_Work order_.
Scan the lines below; pull out those with "nickname".

━━━━━━━━━━

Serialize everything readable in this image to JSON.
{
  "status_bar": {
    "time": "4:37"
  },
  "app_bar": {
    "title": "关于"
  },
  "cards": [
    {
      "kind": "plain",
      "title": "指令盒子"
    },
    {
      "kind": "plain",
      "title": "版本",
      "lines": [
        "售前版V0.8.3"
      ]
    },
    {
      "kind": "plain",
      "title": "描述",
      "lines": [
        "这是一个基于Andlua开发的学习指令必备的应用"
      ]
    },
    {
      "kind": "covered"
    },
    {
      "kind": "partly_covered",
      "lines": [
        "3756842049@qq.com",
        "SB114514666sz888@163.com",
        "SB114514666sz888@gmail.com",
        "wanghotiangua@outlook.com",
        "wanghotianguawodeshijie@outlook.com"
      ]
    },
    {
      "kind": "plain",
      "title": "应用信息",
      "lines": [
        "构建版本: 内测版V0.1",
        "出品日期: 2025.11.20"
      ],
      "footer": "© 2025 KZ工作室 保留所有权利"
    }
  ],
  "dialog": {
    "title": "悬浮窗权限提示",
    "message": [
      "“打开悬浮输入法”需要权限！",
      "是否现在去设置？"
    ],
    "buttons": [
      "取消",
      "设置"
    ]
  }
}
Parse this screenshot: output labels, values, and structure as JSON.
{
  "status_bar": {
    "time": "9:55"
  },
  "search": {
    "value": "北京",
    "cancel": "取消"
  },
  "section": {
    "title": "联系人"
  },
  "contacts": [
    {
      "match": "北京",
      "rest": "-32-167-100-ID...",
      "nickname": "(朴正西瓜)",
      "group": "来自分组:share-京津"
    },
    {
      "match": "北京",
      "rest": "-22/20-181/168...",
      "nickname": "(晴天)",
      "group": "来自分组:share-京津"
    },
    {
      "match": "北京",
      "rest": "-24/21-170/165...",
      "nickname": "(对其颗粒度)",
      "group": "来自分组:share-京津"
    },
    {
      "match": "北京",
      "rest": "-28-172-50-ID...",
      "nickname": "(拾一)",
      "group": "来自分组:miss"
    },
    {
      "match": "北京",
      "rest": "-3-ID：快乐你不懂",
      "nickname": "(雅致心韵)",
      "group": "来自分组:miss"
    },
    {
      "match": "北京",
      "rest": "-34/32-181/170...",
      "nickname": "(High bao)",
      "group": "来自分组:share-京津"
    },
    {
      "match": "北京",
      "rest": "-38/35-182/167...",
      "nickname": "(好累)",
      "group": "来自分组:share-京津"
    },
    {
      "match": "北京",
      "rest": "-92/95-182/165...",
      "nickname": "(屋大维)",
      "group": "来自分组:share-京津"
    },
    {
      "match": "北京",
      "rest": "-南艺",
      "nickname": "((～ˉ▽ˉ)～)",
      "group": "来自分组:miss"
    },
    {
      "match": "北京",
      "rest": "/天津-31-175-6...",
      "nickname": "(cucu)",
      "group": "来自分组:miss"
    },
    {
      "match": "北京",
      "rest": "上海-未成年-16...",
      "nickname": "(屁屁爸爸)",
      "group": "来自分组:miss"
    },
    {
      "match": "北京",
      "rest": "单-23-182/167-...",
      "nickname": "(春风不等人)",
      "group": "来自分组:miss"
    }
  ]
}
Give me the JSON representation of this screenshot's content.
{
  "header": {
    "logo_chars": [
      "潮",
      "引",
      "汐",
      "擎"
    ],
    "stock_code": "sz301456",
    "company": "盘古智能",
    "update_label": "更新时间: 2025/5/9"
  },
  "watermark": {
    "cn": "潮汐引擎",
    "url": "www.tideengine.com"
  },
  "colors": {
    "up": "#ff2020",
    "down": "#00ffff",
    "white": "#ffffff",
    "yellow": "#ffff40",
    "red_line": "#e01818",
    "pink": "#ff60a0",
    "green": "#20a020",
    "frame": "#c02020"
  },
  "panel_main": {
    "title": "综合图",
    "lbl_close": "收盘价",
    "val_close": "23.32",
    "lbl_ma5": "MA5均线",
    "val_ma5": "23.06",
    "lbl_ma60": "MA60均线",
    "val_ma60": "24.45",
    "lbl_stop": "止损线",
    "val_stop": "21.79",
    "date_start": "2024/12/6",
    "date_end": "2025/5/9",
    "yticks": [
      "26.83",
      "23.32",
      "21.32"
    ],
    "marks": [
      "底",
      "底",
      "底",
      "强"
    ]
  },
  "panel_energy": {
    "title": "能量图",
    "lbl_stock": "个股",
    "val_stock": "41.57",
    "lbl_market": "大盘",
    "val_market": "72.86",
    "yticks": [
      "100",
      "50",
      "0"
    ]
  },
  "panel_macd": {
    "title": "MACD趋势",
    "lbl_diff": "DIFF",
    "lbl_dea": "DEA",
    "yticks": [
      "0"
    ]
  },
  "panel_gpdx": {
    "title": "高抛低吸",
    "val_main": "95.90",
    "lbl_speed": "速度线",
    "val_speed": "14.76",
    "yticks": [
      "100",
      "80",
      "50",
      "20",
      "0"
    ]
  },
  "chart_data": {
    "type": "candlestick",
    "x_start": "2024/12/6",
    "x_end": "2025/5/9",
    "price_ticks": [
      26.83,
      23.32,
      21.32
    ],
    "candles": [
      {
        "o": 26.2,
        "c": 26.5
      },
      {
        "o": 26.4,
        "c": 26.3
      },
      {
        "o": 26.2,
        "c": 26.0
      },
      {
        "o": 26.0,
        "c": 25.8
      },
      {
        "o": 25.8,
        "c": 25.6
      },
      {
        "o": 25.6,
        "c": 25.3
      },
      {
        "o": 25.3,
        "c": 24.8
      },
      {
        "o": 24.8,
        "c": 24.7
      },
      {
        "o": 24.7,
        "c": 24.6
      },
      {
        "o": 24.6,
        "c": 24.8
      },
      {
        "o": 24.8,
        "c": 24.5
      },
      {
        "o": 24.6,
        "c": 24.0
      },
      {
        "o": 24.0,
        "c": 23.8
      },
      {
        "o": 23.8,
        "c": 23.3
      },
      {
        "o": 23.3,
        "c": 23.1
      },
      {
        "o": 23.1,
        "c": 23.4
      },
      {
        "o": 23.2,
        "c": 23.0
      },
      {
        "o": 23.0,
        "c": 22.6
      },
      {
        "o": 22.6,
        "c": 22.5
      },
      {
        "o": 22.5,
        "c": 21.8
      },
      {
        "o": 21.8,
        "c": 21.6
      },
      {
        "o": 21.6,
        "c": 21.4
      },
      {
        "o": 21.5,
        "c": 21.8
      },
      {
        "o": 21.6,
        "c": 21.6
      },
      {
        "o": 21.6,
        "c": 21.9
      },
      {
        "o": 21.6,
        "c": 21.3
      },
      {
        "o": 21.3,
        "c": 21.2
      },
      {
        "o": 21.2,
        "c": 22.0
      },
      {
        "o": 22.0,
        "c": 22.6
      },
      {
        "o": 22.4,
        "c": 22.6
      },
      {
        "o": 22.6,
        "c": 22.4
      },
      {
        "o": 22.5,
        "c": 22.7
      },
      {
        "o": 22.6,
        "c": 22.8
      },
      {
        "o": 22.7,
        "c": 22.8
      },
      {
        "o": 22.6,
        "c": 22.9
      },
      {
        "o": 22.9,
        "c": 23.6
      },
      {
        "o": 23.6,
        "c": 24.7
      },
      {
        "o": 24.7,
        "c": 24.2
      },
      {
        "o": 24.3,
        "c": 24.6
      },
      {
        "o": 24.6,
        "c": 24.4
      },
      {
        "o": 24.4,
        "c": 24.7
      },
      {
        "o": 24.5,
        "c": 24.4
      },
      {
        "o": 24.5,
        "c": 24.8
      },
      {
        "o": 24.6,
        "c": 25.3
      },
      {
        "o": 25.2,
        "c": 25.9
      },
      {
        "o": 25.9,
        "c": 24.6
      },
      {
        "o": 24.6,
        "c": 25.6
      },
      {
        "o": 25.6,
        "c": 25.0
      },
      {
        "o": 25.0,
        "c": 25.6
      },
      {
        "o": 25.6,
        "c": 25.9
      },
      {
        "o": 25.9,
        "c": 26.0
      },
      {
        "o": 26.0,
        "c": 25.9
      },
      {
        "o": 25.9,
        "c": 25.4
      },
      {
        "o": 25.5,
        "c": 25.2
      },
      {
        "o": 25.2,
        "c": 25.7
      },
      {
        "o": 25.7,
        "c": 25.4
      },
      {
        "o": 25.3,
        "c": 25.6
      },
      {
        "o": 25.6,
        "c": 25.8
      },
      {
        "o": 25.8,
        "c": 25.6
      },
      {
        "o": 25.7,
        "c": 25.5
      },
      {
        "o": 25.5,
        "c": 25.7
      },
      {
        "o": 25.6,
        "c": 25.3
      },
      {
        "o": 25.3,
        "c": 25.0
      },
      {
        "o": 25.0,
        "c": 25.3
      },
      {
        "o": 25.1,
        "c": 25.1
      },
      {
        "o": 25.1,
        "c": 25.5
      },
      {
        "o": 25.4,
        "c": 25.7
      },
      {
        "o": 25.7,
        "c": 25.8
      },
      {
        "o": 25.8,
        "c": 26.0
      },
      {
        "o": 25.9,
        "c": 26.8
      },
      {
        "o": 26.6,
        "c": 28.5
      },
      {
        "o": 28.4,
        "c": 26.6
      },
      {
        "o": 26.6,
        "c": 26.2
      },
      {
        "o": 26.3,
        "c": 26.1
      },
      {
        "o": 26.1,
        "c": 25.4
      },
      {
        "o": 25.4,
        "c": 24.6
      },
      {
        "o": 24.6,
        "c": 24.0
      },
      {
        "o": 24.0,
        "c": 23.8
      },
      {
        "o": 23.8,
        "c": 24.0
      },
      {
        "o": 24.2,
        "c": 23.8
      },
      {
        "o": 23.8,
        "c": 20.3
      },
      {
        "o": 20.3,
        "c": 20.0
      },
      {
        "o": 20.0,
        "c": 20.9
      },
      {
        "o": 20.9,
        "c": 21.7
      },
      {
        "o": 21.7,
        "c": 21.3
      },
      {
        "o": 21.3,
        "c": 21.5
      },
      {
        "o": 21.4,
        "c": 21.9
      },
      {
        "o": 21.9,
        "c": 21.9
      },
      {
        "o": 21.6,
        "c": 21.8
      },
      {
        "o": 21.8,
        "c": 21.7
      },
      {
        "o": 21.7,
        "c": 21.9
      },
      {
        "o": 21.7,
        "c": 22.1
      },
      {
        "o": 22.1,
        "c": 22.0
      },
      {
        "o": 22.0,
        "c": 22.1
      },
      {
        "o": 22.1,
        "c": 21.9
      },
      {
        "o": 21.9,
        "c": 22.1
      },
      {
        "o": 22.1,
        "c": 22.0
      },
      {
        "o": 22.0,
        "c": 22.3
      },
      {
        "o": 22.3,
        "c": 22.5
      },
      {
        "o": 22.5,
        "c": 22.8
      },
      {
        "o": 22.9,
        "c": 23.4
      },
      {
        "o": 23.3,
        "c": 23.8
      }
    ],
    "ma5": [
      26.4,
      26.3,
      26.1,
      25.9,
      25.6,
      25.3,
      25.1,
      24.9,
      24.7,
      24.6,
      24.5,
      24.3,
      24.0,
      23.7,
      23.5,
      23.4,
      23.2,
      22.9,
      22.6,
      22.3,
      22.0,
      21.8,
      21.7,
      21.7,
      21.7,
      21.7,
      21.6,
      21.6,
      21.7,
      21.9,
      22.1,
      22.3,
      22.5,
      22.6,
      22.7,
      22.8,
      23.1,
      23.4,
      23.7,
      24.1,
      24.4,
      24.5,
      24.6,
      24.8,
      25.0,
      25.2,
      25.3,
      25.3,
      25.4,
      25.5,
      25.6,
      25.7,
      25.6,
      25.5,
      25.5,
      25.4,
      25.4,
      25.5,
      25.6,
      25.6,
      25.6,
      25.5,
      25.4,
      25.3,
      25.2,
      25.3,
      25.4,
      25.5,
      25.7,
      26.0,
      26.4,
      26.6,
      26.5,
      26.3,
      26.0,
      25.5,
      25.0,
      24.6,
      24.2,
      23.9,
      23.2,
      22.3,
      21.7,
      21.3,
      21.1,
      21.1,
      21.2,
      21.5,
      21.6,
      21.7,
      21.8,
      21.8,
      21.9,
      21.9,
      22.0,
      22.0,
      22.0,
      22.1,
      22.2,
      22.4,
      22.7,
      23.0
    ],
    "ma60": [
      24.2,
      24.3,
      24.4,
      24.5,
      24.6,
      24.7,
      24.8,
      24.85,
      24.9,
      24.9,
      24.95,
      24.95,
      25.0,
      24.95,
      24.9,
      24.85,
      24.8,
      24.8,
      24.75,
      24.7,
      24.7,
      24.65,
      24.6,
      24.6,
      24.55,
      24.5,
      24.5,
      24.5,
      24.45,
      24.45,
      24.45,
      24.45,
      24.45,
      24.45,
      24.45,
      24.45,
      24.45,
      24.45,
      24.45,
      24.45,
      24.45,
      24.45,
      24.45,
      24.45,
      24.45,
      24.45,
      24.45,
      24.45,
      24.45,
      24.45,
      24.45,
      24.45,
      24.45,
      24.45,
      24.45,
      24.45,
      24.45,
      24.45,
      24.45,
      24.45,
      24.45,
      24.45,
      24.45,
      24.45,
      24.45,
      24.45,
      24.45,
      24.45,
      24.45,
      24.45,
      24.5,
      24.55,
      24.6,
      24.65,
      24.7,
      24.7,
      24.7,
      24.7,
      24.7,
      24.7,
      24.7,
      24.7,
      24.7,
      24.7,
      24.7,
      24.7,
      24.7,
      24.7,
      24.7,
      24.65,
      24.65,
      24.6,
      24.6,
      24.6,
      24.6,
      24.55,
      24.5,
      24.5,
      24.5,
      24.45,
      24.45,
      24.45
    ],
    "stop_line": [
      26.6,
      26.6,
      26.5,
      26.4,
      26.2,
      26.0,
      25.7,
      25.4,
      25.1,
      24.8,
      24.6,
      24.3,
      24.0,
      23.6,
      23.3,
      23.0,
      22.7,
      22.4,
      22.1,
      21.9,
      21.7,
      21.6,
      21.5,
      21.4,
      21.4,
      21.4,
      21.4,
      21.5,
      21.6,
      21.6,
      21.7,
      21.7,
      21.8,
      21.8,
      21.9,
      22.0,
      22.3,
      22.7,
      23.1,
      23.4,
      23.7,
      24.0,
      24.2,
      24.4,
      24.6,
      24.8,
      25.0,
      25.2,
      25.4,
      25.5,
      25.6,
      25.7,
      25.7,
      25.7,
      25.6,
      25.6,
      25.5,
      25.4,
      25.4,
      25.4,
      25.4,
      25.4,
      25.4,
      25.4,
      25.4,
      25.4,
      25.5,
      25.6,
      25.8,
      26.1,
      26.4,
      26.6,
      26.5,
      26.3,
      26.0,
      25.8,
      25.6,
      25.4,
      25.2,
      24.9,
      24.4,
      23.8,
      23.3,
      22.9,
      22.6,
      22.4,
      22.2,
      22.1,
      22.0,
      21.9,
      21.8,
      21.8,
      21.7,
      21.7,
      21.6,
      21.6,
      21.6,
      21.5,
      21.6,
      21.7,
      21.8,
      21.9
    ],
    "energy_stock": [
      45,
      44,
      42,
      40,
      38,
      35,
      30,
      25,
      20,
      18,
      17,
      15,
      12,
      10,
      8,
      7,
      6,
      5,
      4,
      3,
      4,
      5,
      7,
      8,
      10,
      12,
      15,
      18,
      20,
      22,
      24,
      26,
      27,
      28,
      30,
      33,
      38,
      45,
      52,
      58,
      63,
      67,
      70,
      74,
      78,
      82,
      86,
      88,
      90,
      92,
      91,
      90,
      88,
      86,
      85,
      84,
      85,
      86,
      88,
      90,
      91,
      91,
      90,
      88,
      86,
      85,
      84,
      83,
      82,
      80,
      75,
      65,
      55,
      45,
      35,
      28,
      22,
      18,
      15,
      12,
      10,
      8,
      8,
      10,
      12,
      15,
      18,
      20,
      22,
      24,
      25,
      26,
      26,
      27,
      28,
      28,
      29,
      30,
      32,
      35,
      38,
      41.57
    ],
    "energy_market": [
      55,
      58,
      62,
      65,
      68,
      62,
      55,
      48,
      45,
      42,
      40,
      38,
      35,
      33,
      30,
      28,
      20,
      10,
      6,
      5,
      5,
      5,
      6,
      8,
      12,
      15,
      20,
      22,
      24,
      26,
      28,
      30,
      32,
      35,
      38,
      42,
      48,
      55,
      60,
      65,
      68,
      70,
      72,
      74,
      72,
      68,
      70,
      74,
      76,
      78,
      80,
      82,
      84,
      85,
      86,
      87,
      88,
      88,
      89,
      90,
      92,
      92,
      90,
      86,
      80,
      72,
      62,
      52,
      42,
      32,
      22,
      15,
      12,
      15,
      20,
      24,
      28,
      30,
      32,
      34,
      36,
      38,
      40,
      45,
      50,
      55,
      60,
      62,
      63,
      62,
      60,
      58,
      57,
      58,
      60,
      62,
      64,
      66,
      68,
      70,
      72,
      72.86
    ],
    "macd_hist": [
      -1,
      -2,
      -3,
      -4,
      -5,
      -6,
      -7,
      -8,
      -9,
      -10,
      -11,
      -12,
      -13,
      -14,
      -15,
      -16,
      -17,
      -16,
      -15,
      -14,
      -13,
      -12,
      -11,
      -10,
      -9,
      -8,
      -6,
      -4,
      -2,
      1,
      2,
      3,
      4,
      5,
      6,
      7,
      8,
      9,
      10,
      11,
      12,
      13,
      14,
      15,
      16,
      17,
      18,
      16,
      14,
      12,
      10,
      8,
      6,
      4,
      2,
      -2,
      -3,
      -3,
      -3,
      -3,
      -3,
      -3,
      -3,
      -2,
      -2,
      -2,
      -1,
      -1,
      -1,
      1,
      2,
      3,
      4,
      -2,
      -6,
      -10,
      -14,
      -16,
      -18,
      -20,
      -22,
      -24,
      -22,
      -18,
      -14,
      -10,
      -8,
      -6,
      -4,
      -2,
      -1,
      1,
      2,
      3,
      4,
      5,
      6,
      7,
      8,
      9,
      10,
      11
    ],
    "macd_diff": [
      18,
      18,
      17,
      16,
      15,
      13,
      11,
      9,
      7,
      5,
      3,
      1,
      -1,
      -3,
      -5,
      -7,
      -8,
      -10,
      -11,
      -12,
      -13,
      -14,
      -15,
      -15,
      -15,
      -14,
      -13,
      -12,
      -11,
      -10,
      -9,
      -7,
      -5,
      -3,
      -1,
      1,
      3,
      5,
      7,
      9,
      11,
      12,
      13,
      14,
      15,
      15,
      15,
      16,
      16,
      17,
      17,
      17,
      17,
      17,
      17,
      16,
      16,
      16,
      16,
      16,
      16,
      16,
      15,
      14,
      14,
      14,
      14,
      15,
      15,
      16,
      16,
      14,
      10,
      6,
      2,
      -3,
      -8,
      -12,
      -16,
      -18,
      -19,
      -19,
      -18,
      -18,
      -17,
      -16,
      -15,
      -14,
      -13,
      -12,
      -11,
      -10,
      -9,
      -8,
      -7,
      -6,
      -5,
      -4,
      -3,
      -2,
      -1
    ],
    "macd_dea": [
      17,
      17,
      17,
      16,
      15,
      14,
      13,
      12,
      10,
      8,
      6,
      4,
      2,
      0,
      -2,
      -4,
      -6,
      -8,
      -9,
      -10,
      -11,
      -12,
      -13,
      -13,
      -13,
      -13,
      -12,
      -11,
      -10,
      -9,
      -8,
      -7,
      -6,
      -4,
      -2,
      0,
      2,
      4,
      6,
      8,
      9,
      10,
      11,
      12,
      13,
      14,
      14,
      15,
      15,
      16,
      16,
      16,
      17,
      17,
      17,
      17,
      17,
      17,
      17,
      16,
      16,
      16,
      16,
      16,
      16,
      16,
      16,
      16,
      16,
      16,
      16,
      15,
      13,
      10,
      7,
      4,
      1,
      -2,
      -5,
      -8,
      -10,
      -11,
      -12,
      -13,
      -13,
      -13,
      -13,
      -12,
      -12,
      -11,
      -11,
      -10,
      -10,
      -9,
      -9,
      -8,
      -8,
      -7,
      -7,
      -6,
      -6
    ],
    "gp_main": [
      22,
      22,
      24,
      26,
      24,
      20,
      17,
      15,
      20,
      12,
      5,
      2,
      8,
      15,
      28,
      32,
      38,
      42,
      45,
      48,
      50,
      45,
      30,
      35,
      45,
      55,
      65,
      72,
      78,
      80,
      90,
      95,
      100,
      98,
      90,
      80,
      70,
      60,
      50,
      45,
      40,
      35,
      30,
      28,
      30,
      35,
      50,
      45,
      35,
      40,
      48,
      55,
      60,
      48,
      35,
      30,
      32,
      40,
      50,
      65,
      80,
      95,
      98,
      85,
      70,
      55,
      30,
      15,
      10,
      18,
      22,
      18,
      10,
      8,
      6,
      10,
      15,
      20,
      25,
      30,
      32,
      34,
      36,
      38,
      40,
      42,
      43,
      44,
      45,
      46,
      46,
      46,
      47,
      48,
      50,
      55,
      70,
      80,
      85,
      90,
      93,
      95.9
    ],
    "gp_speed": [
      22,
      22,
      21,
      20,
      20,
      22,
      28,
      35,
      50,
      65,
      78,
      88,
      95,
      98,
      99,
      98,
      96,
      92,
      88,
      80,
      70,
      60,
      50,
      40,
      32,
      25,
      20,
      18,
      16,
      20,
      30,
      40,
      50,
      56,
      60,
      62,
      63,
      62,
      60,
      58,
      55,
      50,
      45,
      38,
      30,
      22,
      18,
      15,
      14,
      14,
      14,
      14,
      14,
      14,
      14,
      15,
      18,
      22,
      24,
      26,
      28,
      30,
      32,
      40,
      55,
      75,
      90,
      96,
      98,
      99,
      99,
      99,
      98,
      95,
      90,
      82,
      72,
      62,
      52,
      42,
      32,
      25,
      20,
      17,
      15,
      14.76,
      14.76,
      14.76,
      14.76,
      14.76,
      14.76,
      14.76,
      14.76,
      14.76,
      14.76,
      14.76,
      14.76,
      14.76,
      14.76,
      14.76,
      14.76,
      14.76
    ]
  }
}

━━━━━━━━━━

_Task result_.
      "nickname": "(朴正西瓜)",
      "nickname": "(晴天)",
      "nickname": "(对其颗粒度)",
      "nickname": "(拾一)",
      "nickname": "(雅致心韵)",
      "nickname": "(High bao)",
      "nickname": "(好累)",
      "nickname": "(屋大维)",
      "nickname": "((～ˉ▽ˉ)～)",
      "nickname": "(cucu)",
      "nickname": "(屁屁爸爸)",
      "nickname": "(春风不等人)",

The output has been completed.